Please copy out every line in the entries that includes the word "index".
SUPPLIED RECORDS Block Start
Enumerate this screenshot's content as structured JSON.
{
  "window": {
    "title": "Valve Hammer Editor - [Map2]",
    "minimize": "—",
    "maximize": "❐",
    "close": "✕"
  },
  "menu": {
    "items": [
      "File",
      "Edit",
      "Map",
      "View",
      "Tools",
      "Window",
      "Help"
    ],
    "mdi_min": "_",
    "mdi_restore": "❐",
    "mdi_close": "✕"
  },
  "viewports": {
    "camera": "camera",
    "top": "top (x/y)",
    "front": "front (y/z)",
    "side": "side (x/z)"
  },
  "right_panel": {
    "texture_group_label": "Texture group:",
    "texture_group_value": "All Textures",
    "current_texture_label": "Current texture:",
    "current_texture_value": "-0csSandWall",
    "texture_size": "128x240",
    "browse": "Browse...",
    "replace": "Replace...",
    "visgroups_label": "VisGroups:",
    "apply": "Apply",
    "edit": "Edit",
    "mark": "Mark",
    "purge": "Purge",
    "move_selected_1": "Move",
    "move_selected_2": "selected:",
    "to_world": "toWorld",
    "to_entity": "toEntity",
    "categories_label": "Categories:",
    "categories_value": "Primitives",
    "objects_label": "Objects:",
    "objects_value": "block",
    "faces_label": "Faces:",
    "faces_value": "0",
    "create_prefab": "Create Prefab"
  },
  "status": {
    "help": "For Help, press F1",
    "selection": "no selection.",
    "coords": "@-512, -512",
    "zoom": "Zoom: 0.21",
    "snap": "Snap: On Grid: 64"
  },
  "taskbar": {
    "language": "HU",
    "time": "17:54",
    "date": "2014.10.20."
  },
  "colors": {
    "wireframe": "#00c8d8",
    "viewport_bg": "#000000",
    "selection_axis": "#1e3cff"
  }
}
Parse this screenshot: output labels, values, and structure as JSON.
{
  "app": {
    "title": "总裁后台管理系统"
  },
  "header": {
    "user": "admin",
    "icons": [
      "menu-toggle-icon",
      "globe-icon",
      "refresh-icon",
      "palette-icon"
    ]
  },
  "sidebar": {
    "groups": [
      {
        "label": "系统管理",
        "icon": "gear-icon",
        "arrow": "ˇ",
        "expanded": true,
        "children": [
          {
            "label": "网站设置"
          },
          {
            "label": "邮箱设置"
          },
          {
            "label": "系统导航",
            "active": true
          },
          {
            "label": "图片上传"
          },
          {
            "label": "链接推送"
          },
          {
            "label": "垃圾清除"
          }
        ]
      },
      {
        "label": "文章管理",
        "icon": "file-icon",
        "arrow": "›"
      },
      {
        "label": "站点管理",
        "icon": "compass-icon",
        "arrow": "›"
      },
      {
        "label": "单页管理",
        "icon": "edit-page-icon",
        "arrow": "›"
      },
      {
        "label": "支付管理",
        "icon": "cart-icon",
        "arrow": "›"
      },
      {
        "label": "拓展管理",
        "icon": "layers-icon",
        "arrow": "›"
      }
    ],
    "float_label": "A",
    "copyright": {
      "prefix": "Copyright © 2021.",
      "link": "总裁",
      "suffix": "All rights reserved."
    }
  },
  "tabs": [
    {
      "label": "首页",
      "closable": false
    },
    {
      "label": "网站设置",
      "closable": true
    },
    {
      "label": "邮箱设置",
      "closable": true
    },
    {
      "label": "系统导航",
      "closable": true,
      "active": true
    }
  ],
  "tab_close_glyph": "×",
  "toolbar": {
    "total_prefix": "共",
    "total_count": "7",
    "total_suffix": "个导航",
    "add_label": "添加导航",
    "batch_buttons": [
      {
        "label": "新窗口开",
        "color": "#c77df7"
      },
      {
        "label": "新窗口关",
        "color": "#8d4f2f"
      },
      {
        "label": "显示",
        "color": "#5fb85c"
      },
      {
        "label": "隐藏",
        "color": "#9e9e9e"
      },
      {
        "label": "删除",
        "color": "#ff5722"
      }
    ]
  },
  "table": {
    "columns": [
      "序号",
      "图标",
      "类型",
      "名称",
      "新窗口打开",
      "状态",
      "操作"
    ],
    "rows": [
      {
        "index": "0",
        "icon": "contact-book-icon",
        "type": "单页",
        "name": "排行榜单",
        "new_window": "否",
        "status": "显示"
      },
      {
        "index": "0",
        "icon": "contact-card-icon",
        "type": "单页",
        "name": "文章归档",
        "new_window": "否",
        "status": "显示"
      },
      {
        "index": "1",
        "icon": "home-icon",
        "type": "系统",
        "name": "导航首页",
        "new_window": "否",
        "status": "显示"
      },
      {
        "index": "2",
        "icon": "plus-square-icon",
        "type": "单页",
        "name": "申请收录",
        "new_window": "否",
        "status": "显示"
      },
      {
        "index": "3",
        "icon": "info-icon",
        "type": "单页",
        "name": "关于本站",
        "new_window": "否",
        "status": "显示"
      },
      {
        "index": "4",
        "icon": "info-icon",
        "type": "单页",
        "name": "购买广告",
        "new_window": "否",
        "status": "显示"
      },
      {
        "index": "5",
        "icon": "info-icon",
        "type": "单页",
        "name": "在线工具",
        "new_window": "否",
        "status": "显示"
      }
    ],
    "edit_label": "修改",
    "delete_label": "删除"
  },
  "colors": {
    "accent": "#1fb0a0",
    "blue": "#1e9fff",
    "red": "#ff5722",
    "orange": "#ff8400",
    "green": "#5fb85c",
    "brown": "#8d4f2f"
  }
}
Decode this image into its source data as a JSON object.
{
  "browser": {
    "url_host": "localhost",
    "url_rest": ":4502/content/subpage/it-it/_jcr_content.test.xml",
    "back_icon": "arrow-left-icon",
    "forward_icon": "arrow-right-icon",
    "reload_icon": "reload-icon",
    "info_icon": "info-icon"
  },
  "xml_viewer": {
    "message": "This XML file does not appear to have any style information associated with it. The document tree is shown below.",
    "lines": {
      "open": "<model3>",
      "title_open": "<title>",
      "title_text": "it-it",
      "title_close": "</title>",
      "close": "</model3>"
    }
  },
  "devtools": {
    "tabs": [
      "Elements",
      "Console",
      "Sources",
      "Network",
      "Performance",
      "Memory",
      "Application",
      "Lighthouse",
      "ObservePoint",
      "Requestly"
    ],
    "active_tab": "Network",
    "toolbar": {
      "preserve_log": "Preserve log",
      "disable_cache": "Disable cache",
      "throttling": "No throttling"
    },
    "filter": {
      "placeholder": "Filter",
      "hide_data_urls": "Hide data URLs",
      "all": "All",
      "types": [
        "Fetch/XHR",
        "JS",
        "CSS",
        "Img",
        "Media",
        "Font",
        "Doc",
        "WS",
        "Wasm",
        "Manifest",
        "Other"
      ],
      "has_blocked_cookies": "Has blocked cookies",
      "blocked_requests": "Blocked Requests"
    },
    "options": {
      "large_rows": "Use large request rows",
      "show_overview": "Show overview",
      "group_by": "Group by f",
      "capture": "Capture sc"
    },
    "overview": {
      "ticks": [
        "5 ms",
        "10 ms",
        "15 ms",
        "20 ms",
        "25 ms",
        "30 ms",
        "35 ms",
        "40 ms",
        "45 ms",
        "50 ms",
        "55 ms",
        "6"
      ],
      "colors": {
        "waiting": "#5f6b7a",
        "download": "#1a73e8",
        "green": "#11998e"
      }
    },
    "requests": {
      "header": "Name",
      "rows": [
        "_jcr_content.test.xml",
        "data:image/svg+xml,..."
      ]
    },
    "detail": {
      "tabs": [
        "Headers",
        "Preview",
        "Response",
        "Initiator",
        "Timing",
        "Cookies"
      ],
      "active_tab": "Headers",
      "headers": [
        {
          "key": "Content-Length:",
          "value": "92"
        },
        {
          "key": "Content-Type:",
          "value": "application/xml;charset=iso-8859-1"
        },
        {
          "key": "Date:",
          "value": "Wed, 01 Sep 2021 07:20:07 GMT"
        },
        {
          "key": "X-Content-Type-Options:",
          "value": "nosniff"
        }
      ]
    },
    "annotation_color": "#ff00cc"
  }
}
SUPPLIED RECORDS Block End
-- SOLVED PROBLEM --
        "index": "0",
        "index": "0",
        "index": "1",
        "index": "2",
        "index": "3",
        "index": "4",
        "index": "5",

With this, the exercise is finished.